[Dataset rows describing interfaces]

BEGIN

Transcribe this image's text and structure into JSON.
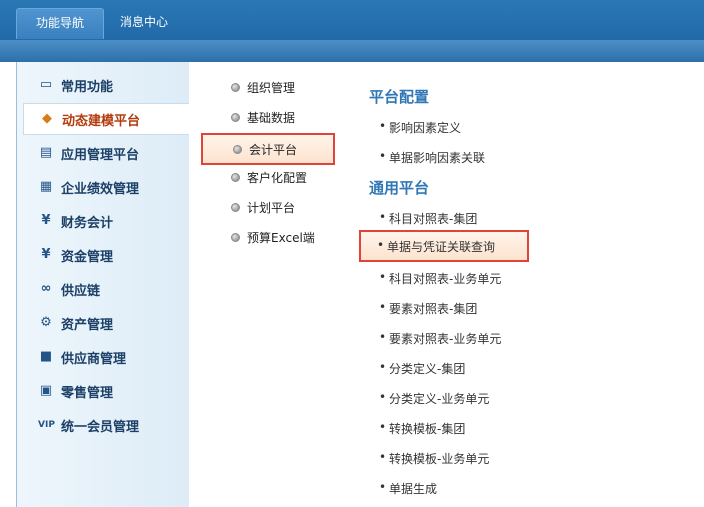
{
  "tabs": [
    {
      "label": "功能导航"
    },
    {
      "label": "消息中心"
    }
  ],
  "sidebar": {
    "items": [
      {
        "label": "常用功能",
        "icon": "monitor-icon"
      },
      {
        "label": "动态建模平台",
        "icon": "cube-icon"
      },
      {
        "label": "应用管理平台",
        "icon": "app-icon"
      },
      {
        "label": "企业绩效管理",
        "icon": "grid-icon"
      },
      {
        "label": "财务会计",
        "icon": "yen-book-icon"
      },
      {
        "label": "资金管理",
        "icon": "yen-icon"
      },
      {
        "label": "供应链",
        "icon": "link-icon"
      },
      {
        "label": "资产管理",
        "icon": "asset-icon"
      },
      {
        "label": "供应商管理",
        "icon": "supplier-icon"
      },
      {
        "label": "零售管理",
        "icon": "register-icon"
      },
      {
        "label": "统一会员管理",
        "icon": "vip-icon"
      }
    ],
    "active_index": 1
  },
  "middle": {
    "items": [
      {
        "label": "组织管理"
      },
      {
        "label": "基础数据"
      },
      {
        "label": "会计平台"
      },
      {
        "label": "客户化配置"
      },
      {
        "label": "计划平台"
      },
      {
        "label": "预算Excel端"
      }
    ],
    "selected_index": 2
  },
  "right": {
    "sections": [
      {
        "title": "平台配置",
        "items": [
          "影响因素定义",
          "单据影响因素关联"
        ]
      },
      {
        "title": "通用平台",
        "items": [
          "科目对照表-集团",
          "单据与凭证关联查询",
          "科目对照表-业务单元",
          "要素对照表-集团",
          "要素对照表-业务单元",
          "分类定义-集团",
          "分类定义-业务单元",
          "转换模板-集团",
          "转换模板-业务单元",
          "单据生成"
        ]
      }
    ],
    "bullet": "•"
  },
  "colors": {
    "header": "#1d62a0",
    "accent_title": "#2f77b5",
    "highlight_border": "#e04438",
    "sidebar_bg": "#ddecf7"
  }
}
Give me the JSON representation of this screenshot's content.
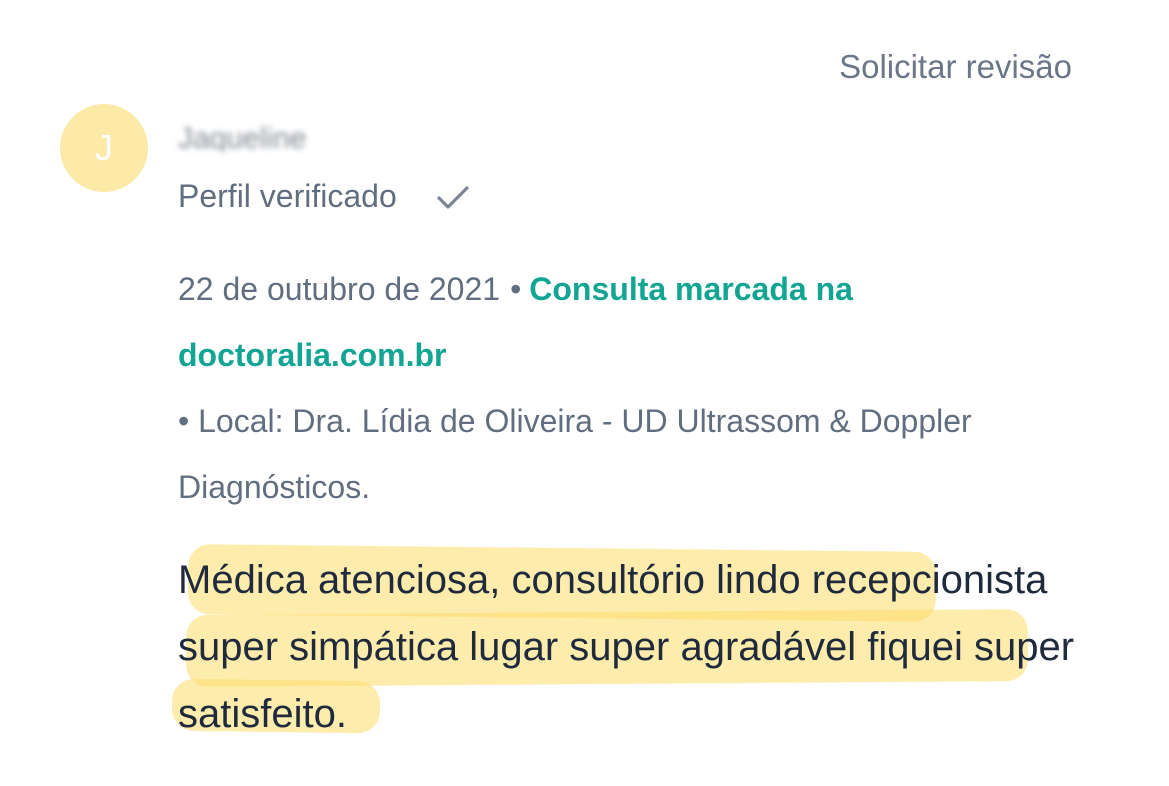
{
  "header": {
    "request_review_label": "Solicitar revisão"
  },
  "author": {
    "avatar_letter": "J",
    "name": "Jaqueline",
    "verified_label": "Perfil verificado",
    "verified_icon": "check-icon"
  },
  "meta": {
    "date": "22 de outubro de 2021",
    "separator": "•",
    "booked_link": "Consulta marcada na doctoralia.com.br",
    "location": "• Local: Dra. Lídia de Oliveira - UD Ultrassom & Doppler Diagnósticos."
  },
  "review": {
    "text": "Médica atenciosa, consultório lindo recepcionista super simpática lugar super agradável fiquei super satisfeito."
  },
  "colors": {
    "link": "#12a594",
    "muted_text": "#616e80",
    "body_text": "#1f2a3c",
    "avatar_bg": "#fde9a8",
    "highlighter": "#fddc69"
  }
}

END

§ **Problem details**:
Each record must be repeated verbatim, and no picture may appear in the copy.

§ **Written answer**:
Transcribe this image's text and structure into JSON.
{
  "tabs": [
    {
      "label": "功能导航"
    },
    {
      "label": "消息中心"
    }
  ],
  "sidebar": {
    "items": [
      {
        "label": "常用功能",
        "icon": "monitor-icon"
      },
      {
        "label": "动态建模平台",
        "icon": "cube-icon"
      },
      {
        "label": "应用管理平台",
        "icon": "app-icon"
      },
      {
        "label": "企业绩效管理",
        "icon": "grid-icon"
      },
      {
        "label": "财务会计",
        "icon": "yen-book-icon"
      },
      {
        "label": "资金管理",
        "icon": "yen-icon"
      },
      {
        "label": "供应链",
        "icon": "link-icon"
      },
      {
        "label": "资产管理",
        "icon": "asset-icon"
      },
      {
        "label": "供应商管理",
        "icon": "supplier-icon"
      },
      {
        "label": "零售管理",
        "icon": "register-icon"
      },
      {
        "label": "统一会员管理",
        "icon": "vip-icon"
      }
    ],
    "active_index": 1
  },
  "middle": {
    "items": [
      {
        "label": "组织管理"
      },
      {
        "label": "基础数据"
      },
      {
        "label": "会计平台"
      },
      {
        "label": "客户化配置"
      },
      {
        "label": "计划平台"
      },
      {
        "label": "预算Excel端"
      }
    ],
    "selected_index": 2
  },
  "right": {
    "sections": [
      {
        "title": "平台配置",
        "items": [
          "影响因素定义",
          "单据影响因素关联"
        ]
      },
      {
        "title": "通用平台",
        "items": [
          "科目对照表-集团",
          "单据与凭证关联查询",
          "科目对照表-业务单元",
          "要素对照表-集团",
          "要素对照表-业务单元",
          "分类定义-集团",
          "分类定义-业务单元",
          "转换模板-集团",
          "转换模板-业务单元",
          "单据生成"
        ]
      }
    ],
    "bullet": "•"
  },
  "colors": {
    "header": "#1d62a0",
    "accent_title": "#2f77b5",
    "highlight_border": "#e04438",
    "sidebar_bg": "#ddecf7"
  }
}
Give me the JSON representation of this screenshot's content.
{
  "header": {
    "request_review_label": "Solicitar revisão"
  },
  "author": {
    "avatar_letter": "J",
    "name": "Jaqueline",
    "verified_label": "Perfil verificado",
    "verified_icon": "check-icon"
  },
  "meta": {
    "date": "22 de outubro de 2021",
    "separator": "•",
    "booked_link": "Consulta marcada na doctoralia.com.br",
    "location": "• Local: Dra. Lídia de Oliveira - UD Ultrassom & Doppler Diagnósticos."
  },
  "review": {
    "text": "Médica atenciosa, consultório lindo recepcionista super simpática lugar super agradável fiquei super satisfeito."
  },
  "colors": {
    "link": "#12a594",
    "muted_text": "#616e80",
    "body_text": "#1f2a3c",
    "avatar_bg": "#fde9a8",
    "highlighter": "#fddc69"
  }
}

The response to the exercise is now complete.